### Task to complete
Take each line of the entries below that contains "chevron" and copy it.

--- START ---

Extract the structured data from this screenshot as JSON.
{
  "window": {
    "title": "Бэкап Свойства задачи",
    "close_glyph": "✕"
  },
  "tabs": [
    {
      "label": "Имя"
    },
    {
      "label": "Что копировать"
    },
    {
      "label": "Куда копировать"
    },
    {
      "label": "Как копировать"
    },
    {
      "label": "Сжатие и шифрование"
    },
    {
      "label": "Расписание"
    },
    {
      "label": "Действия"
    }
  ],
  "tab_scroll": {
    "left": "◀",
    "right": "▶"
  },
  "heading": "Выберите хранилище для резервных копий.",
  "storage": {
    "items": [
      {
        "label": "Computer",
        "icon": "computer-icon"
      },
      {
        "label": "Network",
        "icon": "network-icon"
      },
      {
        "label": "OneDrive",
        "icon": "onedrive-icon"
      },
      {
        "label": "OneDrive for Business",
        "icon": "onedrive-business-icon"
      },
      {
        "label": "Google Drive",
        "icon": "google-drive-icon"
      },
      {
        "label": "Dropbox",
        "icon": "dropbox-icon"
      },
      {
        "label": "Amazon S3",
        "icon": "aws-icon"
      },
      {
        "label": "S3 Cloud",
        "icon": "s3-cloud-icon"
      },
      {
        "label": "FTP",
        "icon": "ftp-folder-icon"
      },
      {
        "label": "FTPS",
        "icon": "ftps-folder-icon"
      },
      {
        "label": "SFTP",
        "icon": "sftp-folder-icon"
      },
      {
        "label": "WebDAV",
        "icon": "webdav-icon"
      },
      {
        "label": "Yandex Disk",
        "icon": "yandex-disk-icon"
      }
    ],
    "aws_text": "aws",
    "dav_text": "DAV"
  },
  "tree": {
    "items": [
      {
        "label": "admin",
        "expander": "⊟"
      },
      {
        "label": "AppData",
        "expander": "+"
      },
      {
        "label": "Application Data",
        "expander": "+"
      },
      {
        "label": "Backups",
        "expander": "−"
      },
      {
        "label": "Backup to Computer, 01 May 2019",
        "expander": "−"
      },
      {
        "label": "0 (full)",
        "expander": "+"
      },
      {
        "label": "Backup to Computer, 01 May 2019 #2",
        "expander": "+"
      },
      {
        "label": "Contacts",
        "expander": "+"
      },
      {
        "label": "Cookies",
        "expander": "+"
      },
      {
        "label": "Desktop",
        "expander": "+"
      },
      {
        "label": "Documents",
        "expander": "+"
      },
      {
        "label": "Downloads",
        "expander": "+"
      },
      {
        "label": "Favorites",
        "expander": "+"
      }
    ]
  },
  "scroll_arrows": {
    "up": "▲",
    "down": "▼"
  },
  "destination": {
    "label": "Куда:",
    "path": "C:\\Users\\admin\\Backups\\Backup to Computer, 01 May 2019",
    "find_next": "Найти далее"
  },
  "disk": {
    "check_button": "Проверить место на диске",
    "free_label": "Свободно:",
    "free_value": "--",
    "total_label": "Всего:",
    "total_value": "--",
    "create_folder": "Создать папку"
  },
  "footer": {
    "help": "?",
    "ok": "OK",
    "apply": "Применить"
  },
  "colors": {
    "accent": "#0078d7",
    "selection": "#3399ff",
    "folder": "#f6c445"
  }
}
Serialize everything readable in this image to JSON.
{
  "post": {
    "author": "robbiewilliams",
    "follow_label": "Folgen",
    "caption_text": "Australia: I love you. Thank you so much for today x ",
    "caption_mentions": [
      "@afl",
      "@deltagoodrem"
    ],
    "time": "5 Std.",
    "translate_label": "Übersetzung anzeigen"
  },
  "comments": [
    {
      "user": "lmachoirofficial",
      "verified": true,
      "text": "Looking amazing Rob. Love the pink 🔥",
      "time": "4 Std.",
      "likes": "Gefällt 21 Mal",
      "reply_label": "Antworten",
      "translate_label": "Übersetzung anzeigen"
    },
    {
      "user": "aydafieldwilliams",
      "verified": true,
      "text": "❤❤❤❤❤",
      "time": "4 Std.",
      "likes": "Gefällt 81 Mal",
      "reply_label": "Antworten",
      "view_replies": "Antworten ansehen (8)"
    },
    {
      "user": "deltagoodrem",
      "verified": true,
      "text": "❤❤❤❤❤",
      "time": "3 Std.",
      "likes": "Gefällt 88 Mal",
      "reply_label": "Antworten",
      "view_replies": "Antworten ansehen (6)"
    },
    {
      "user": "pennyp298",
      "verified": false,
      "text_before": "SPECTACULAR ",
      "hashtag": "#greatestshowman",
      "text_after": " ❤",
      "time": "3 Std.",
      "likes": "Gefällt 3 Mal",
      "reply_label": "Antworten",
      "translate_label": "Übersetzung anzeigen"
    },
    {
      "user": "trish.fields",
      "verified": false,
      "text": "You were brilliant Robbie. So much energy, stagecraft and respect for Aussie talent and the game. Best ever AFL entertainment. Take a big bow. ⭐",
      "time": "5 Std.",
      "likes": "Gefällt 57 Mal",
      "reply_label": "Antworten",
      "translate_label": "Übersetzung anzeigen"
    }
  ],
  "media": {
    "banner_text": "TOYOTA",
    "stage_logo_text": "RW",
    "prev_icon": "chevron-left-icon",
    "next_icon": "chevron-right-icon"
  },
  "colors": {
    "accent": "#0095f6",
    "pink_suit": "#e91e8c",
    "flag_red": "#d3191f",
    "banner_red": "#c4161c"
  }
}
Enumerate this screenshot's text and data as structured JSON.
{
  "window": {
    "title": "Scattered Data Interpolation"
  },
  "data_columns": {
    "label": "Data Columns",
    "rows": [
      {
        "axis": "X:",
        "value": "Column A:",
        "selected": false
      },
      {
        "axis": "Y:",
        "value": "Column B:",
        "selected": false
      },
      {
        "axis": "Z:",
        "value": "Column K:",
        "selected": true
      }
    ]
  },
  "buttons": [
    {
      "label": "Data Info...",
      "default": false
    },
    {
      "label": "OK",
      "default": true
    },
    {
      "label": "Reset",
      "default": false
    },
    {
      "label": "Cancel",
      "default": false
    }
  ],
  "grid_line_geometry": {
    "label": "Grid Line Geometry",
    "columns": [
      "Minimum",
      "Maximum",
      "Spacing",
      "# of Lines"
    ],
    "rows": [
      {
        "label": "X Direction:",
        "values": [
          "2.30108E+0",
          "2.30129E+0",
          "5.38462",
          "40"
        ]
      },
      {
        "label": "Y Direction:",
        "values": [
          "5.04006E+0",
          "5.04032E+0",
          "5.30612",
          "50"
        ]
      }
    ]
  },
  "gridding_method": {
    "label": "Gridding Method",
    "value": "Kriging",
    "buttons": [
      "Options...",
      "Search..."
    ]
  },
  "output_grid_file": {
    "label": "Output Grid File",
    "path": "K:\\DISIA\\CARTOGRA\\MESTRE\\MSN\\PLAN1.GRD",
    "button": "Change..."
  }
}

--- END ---

### Written answer
    "prev_icon": "chevron-left-icon",
    "next_icon": "chevron-right-icon"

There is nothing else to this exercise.